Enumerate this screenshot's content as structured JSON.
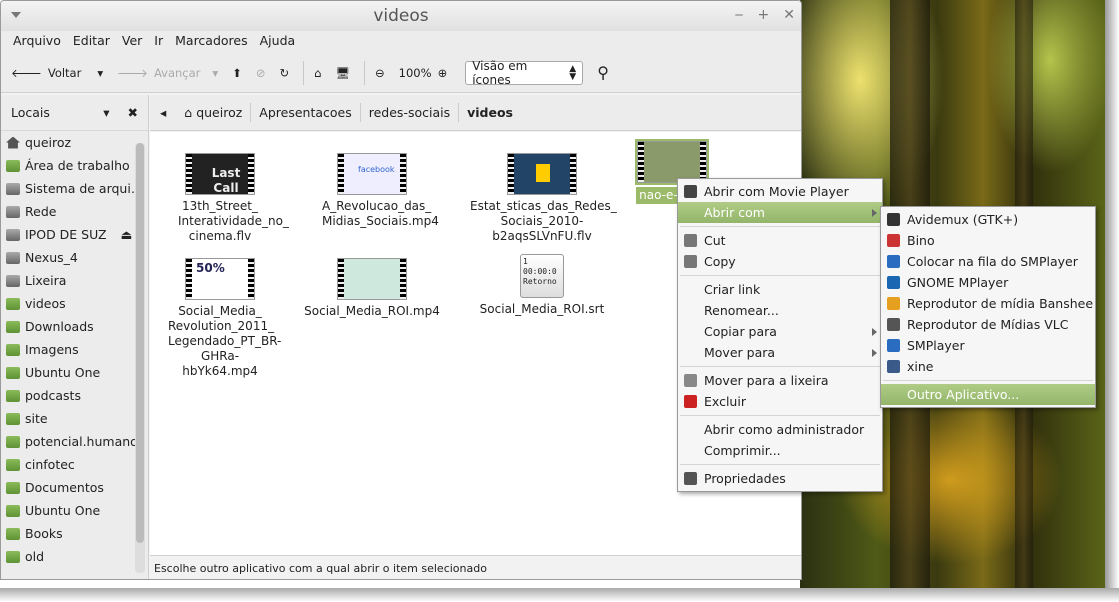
{
  "window": {
    "title": "videos"
  },
  "menubar": [
    "Arquivo",
    "Editar",
    "Ver",
    "Ir",
    "Marcadores",
    "Ajuda"
  ],
  "toolbar": {
    "back": "Voltar",
    "forward": "Avançar",
    "zoom": "100%",
    "view": "Visão em ícones"
  },
  "sidebar": {
    "header": "Locais",
    "items": [
      {
        "label": "queiroz",
        "icon": "home-icon"
      },
      {
        "label": "Área de trabalho",
        "icon": "desktop-icon"
      },
      {
        "label": "Sistema de arqui…",
        "icon": "drive-icon"
      },
      {
        "label": "Rede",
        "icon": "network-icon"
      },
      {
        "label": "IPOD DE SUZ",
        "icon": "drive-icon"
      },
      {
        "label": "Nexus_4",
        "icon": "drive-icon"
      },
      {
        "label": "Lixeira",
        "icon": "trash-icon"
      },
      {
        "label": "videos",
        "icon": "folder-icon"
      },
      {
        "label": "Downloads",
        "icon": "folder-icon"
      },
      {
        "label": "Imagens",
        "icon": "folder-icon"
      },
      {
        "label": "Ubuntu One",
        "icon": "folder-icon"
      },
      {
        "label": "podcasts",
        "icon": "folder-icon"
      },
      {
        "label": "site",
        "icon": "folder-icon"
      },
      {
        "label": "potencial.humano",
        "icon": "folder-icon"
      },
      {
        "label": "cinfotec",
        "icon": "folder-icon"
      },
      {
        "label": "Documentos",
        "icon": "folder-icon"
      },
      {
        "label": "Ubuntu One",
        "icon": "folder-icon"
      },
      {
        "label": "Books",
        "icon": "folder-icon"
      },
      {
        "label": "old",
        "icon": "folder-icon"
      }
    ]
  },
  "path": [
    "queiroz",
    "Apresentacoes",
    "redes-sociais",
    "videos"
  ],
  "files": [
    {
      "name": "13th_Street_ Interatividade_no_ cinema.flv",
      "thumb": "Last Call"
    },
    {
      "name": "A_Revolucao_das_ Midias_Sociais.mp4",
      "thumb": "facebook"
    },
    {
      "name": "Estat_sticas_das_Redes_ Sociais_2010- b2aqsSLVnFU.flv",
      "thumb": ""
    },
    {
      "name": "nao-e-un…",
      "thumb": ""
    },
    {
      "name": "Social_Media_ Revolution_2011_ Legendado_PT_BR- GHRa-hbYk64.mp4",
      "thumb": "50%"
    },
    {
      "name": "Social_Media_ROI.mp4",
      "thumb": ""
    },
    {
      "name": "Social_Media_ROI.srt",
      "thumb": "1 00:00:0 Retorno"
    }
  ],
  "status": "Escolhe outro aplicativo com a qual abrir o item selecionado",
  "context_menu": [
    {
      "label": "Abrir com Movie Player",
      "icon": "movie-player-icon"
    },
    {
      "label": "Abrir com",
      "submenu": true,
      "highlight": true
    },
    {
      "sep": true
    },
    {
      "label": "Cut",
      "icon": "cut-icon"
    },
    {
      "label": "Copy",
      "icon": "copy-icon"
    },
    {
      "sep": true
    },
    {
      "label": "Criar link"
    },
    {
      "label": "Renomear..."
    },
    {
      "label": "Copiar para",
      "submenu": true
    },
    {
      "label": "Mover para",
      "submenu": true
    },
    {
      "sep": true
    },
    {
      "label": "Mover para a lixeira",
      "icon": "trash-icon"
    },
    {
      "label": "Excluir",
      "icon": "delete-icon"
    },
    {
      "sep": true
    },
    {
      "label": "Abrir como administrador"
    },
    {
      "label": "Comprimir..."
    },
    {
      "sep": true
    },
    {
      "label": "Propriedades",
      "icon": "properties-icon"
    }
  ],
  "submenu": [
    {
      "label": "Avidemux (GTK+)",
      "icon": "avidemux-icon"
    },
    {
      "label": "Bino",
      "icon": "bino-icon"
    },
    {
      "label": "Colocar na fila do SMPlayer",
      "icon": "smplayer-icon"
    },
    {
      "label": "GNOME MPlayer",
      "icon": "gnome-mplayer-icon"
    },
    {
      "label": "Reprodutor de mídia Banshee",
      "icon": "banshee-icon"
    },
    {
      "label": "Reprodutor de Mídias VLC",
      "icon": "vlc-icon"
    },
    {
      "label": "SMPlayer",
      "icon": "smplayer-icon"
    },
    {
      "label": "xine",
      "icon": "xine-icon"
    },
    {
      "sep": true
    },
    {
      "label": "Outro Aplicativo...",
      "highlight": true
    }
  ]
}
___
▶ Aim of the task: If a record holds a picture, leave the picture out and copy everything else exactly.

▶ Response:
Enumerate this screenshot's content as structured JSON.
{
  "window": {
    "title": "videos"
  },
  "menubar": [
    "Arquivo",
    "Editar",
    "Ver",
    "Ir",
    "Marcadores",
    "Ajuda"
  ],
  "toolbar": {
    "back": "Voltar",
    "forward": "Avançar",
    "zoom": "100%",
    "view": "Visão em ícones"
  },
  "sidebar": {
    "header": "Locais",
    "items": [
      {
        "label": "queiroz",
        "icon": "home-icon"
      },
      {
        "label": "Área de trabalho",
        "icon": "desktop-icon"
      },
      {
        "label": "Sistema de arqui…",
        "icon": "drive-icon"
      },
      {
        "label": "Rede",
        "icon": "network-icon"
      },
      {
        "label": "IPOD DE SUZ",
        "icon": "drive-icon"
      },
      {
        "label": "Nexus_4",
        "icon": "drive-icon"
      },
      {
        "label": "Lixeira",
        "icon": "trash-icon"
      },
      {
        "label": "videos",
        "icon": "folder-icon"
      },
      {
        "label": "Downloads",
        "icon": "folder-icon"
      },
      {
        "label": "Imagens",
        "icon": "folder-icon"
      },
      {
        "label": "Ubuntu One",
        "icon": "folder-icon"
      },
      {
        "label": "podcasts",
        "icon": "folder-icon"
      },
      {
        "label": "site",
        "icon": "folder-icon"
      },
      {
        "label": "potencial.humano",
        "icon": "folder-icon"
      },
      {
        "label": "cinfotec",
        "icon": "folder-icon"
      },
      {
        "label": "Documentos",
        "icon": "folder-icon"
      },
      {
        "label": "Ubuntu One",
        "icon": "folder-icon"
      },
      {
        "label": "Books",
        "icon": "folder-icon"
      },
      {
        "label": "old",
        "icon": "folder-icon"
      }
    ]
  },
  "path": [
    "queiroz",
    "Apresentacoes",
    "redes-sociais",
    "videos"
  ],
  "files": [
    {
      "name": "13th_Street_ Interatividade_no_ cinema.flv",
      "thumb": "Last Call"
    },
    {
      "name": "A_Revolucao_das_ Midias_Sociais.mp4",
      "thumb": "facebook"
    },
    {
      "name": "Estat_sticas_das_Redes_ Sociais_2010- b2aqsSLVnFU.flv",
      "thumb": ""
    },
    {
      "name": "nao-e-un…",
      "thumb": ""
    },
    {
      "name": "Social_Media_ Revolution_2011_ Legendado_PT_BR- GHRa-hbYk64.mp4",
      "thumb": "50%"
    },
    {
      "name": "Social_Media_ROI.mp4",
      "thumb": ""
    },
    {
      "name": "Social_Media_ROI.srt",
      "thumb": "1 00:00:0 Retorno"
    }
  ],
  "status": "Escolhe outro aplicativo com a qual abrir o item selecionado",
  "context_menu": [
    {
      "label": "Abrir com Movie Player",
      "icon": "movie-player-icon"
    },
    {
      "label": "Abrir com",
      "submenu": true,
      "highlight": true
    },
    {
      "sep": true
    },
    {
      "label": "Cut",
      "icon": "cut-icon"
    },
    {
      "label": "Copy",
      "icon": "copy-icon"
    },
    {
      "sep": true
    },
    {
      "label": "Criar link"
    },
    {
      "label": "Renomear..."
    },
    {
      "label": "Copiar para",
      "submenu": true
    },
    {
      "label": "Mover para",
      "submenu": true
    },
    {
      "sep": true
    },
    {
      "label": "Mover para a lixeira",
      "icon": "trash-icon"
    },
    {
      "label": "Excluir",
      "icon": "delete-icon"
    },
    {
      "sep": true
    },
    {
      "label": "Abrir como administrador"
    },
    {
      "label": "Comprimir..."
    },
    {
      "sep": true
    },
    {
      "label": "Propriedades",
      "icon": "properties-icon"
    }
  ],
  "submenu": [
    {
      "label": "Avidemux (GTK+)",
      "icon": "avidemux-icon"
    },
    {
      "label": "Bino",
      "icon": "bino-icon"
    },
    {
      "label": "Colocar na fila do SMPlayer",
      "icon": "smplayer-icon"
    },
    {
      "label": "GNOME MPlayer",
      "icon": "gnome-mplayer-icon"
    },
    {
      "label": "Reprodutor de mídia Banshee",
      "icon": "banshee-icon"
    },
    {
      "label": "Reprodutor de Mídias VLC",
      "icon": "vlc-icon"
    },
    {
      "label": "SMPlayer",
      "icon": "smplayer-icon"
    },
    {
      "label": "xine",
      "icon": "xine-icon"
    },
    {
      "sep": true
    },
    {
      "label": "Outro Aplicativo...",
      "highlight": true
    }
  ]
}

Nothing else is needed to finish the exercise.